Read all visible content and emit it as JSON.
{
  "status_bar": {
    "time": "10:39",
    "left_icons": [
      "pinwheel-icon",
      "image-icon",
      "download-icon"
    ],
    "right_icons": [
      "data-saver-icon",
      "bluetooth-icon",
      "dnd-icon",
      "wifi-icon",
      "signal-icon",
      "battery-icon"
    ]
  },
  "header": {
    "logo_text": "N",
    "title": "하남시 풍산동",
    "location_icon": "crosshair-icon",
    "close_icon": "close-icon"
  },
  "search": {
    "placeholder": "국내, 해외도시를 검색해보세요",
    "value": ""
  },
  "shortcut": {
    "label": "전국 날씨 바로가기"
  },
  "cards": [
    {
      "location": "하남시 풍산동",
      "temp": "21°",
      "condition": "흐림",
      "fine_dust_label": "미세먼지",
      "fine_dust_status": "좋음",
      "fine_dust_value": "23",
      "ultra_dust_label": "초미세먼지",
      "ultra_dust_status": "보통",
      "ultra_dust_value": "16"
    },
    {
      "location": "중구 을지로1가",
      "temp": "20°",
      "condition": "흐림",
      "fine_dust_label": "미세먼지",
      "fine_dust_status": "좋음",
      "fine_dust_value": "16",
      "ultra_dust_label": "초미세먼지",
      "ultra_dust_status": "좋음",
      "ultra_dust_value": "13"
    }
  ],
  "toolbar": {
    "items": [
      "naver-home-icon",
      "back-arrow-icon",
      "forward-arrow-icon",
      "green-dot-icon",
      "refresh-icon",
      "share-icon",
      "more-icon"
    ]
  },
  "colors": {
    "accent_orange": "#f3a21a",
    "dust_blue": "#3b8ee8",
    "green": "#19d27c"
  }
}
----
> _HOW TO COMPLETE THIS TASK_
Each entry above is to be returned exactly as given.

> _EXPECTED ANSWER_
Read all visible content and emit it as JSON.
{
  "status_bar": {
    "time": "10:39",
    "left_icons": [
      "pinwheel-icon",
      "image-icon",
      "download-icon"
    ],
    "right_icons": [
      "data-saver-icon",
      "bluetooth-icon",
      "dnd-icon",
      "wifi-icon",
      "signal-icon",
      "battery-icon"
    ]
  },
  "header": {
    "logo_text": "N",
    "title": "하남시 풍산동",
    "location_icon": "crosshair-icon",
    "close_icon": "close-icon"
  },
  "search": {
    "placeholder": "국내, 해외도시를 검색해보세요",
    "value": ""
  },
  "shortcut": {
    "label": "전국 날씨 바로가기"
  },
  "cards": [
    {
      "location": "하남시 풍산동",
      "temp": "21°",
      "condition": "흐림",
      "fine_dust_label": "미세먼지",
      "fine_dust_status": "좋음",
      "fine_dust_value": "23",
      "ultra_dust_label": "초미세먼지",
      "ultra_dust_status": "보통",
      "ultra_dust_value": "16"
    },
    {
      "location": "중구 을지로1가",
      "temp": "20°",
      "condition": "흐림",
      "fine_dust_label": "미세먼지",
      "fine_dust_status": "좋음",
      "fine_dust_value": "16",
      "ultra_dust_label": "초미세먼지",
      "ultra_dust_status": "좋음",
      "ultra_dust_value": "13"
    }
  ],
  "toolbar": {
    "items": [
      "naver-home-icon",
      "back-arrow-icon",
      "forward-arrow-icon",
      "green-dot-icon",
      "refresh-icon",
      "share-icon",
      "more-icon"
    ]
  },
  "colors": {
    "accent_orange": "#f3a21a",
    "dust_blue": "#3b8ee8",
    "green": "#19d27c"
  }
}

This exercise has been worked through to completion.